By Marcus Ashworth
“It’s nothing, but it’s nothing.” The philosopher Ludwig Wittgenstein wrote about the inability to discuss private senses such as pain. It could, however, hypothetically describe the European Central Bank’s announcement on Wednesday in the same way, following an emergency meeting of policymakers that took more than three hours to produce less than 150 words.
European bond traders interpreted the surprise meeting of the ECB’s Governing Council on Wednesday as a prelude to urgent action to restore calm in a market whose turmoil had pushed Italy’s 10-year government bond yields above 4% for the first time in 2014, with borrowing costs for HellasSpain and Portugal to increase as well.
Yields fell amid hopes of a more substantial plan to defend the weakest members of the eurozone in the face of President Christine Lagarde’s vague references to flexible reinvestment of central bank bonds in the central bank. .
Instead, the markets received a “contentless hamburger” in return for a surprising failure of the ECB to manage expectations and communication management.
The rest of the week was followed not only by a significant increase in interest rates by the US Federal Reserve, but also the fifth consecutive increase by that of the United Kingdom (Bank of England), while measures are likely to be expected from the side of the Central Bank of Japan. The contrast with the negative deposit rate of 0.5% in the euro area is becoming more and more emphatic.
European bonds have received some “consolation” from the commitment to “speed up the completion of the design of a new anti-fragmentation instrument”, a phrase which in the ECB’s dialect means limiting spread yields between German and foreign government bonds. of regional countries such as Italy and Hellas.
Why this commitment was not included in last week’s regularly scheduled policy statement remains a mystery most likely explained by the controversy between “hawks” and “pigeons” in the field of monetary policy.
The usual way the ECB operates involves revealing through sources at a later time what was actually discussed and what was planned. If the eurozone really wants to do “what it needs to do”, it will require a major “sweep” of Italian bonds, especially with their huge issue schedule.
THE Hellas is already well-financed for the coming years and can afford the market collapse storm that saw its 10-year borrowing costs rise to 4.25% from 1.5% at the beginning of the year.

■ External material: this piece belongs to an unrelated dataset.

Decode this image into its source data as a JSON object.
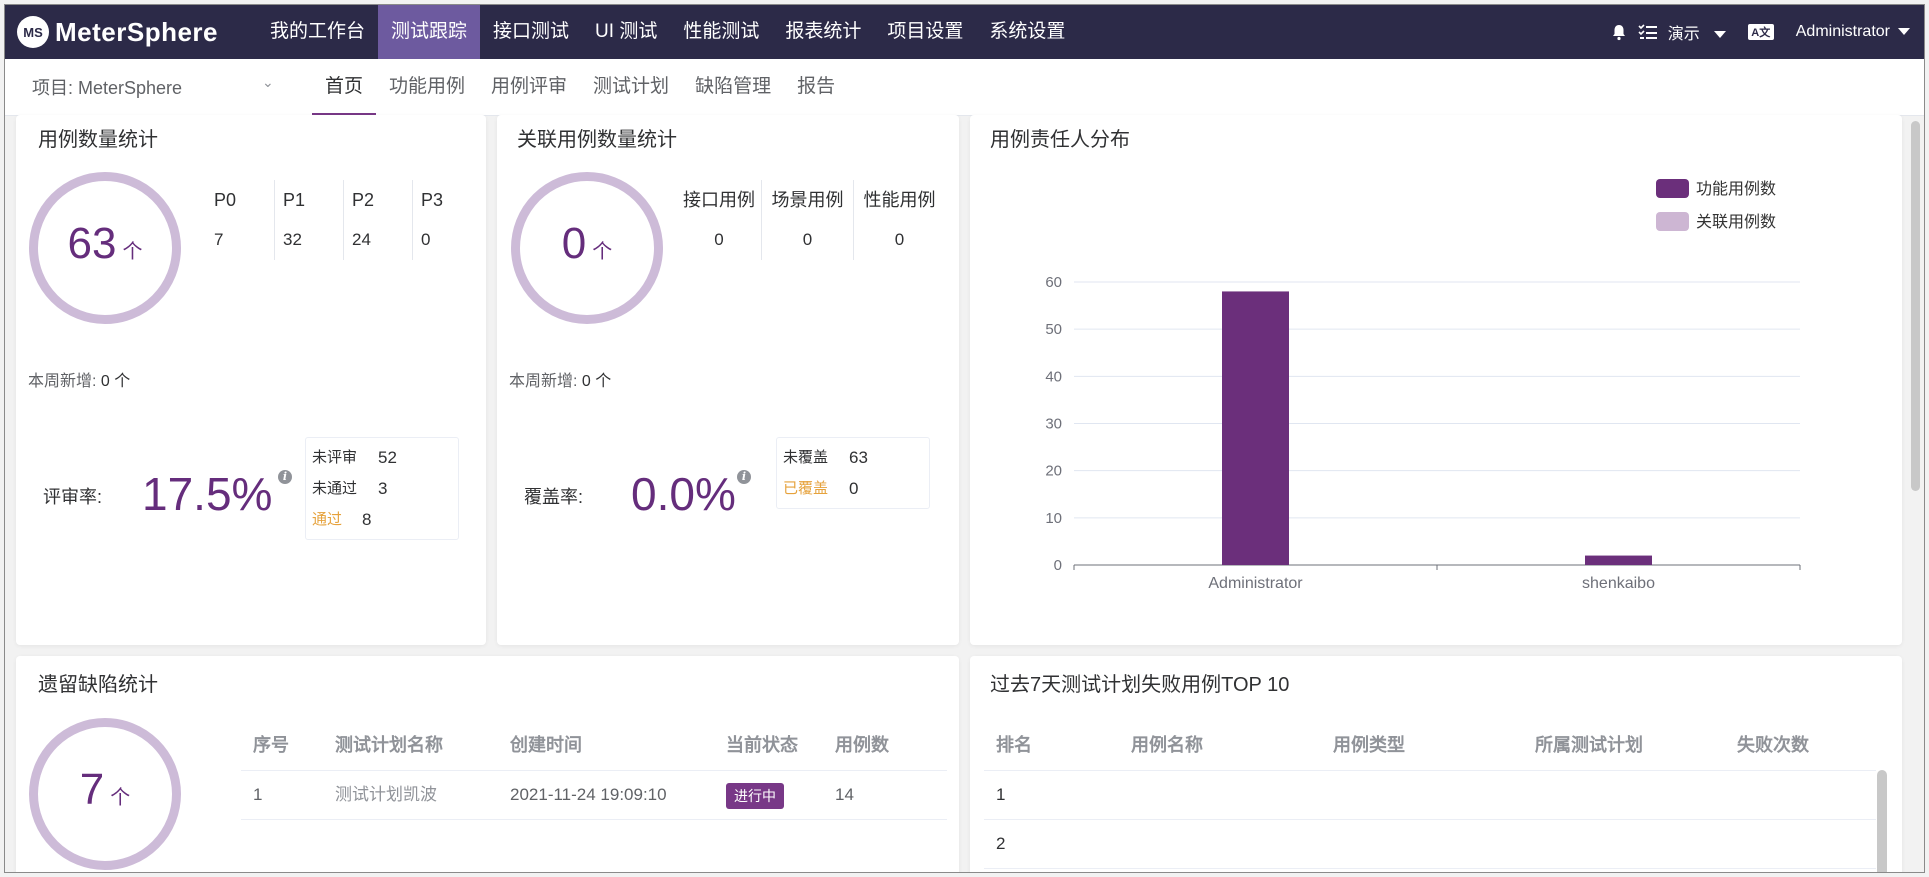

The big patient
The Italian Ministry of Finance, however, has already delayed its planned schedule for issuing new debt this year. Another factor is government credit ratings, with S&P Global Ratings putting Italy’s BBB rating on a positive outlook last year.

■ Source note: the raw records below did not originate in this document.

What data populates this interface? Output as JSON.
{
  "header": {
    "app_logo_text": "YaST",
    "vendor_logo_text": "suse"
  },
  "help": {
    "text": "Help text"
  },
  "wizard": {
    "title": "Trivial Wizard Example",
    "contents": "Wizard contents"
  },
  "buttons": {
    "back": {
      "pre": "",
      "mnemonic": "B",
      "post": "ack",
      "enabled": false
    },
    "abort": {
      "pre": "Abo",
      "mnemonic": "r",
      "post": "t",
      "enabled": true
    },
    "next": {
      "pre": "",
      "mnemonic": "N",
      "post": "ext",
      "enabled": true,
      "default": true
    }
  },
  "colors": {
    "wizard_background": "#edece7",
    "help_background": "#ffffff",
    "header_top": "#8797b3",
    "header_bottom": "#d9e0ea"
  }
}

This was largely based on how cheap it was to fund the country at the time, which was actually paid instead of paying to raise money on short-term issues. The era of negative interest rates is long gone – and with it will surely soon pass Italy’s positive credit outlook.
Policymakers will have to put a lot more “flesh” in the framework of their decisions on Wednesday, if they are serious about their intention to stop the spill of bond spreads.
Italian yields traded at 30 basis points on Wednesday and are still four times higher than where they started the year. The risk of market disintegration if investors do not appear to be satisfied with the solution that the ECB will eventually reach is high and increasing.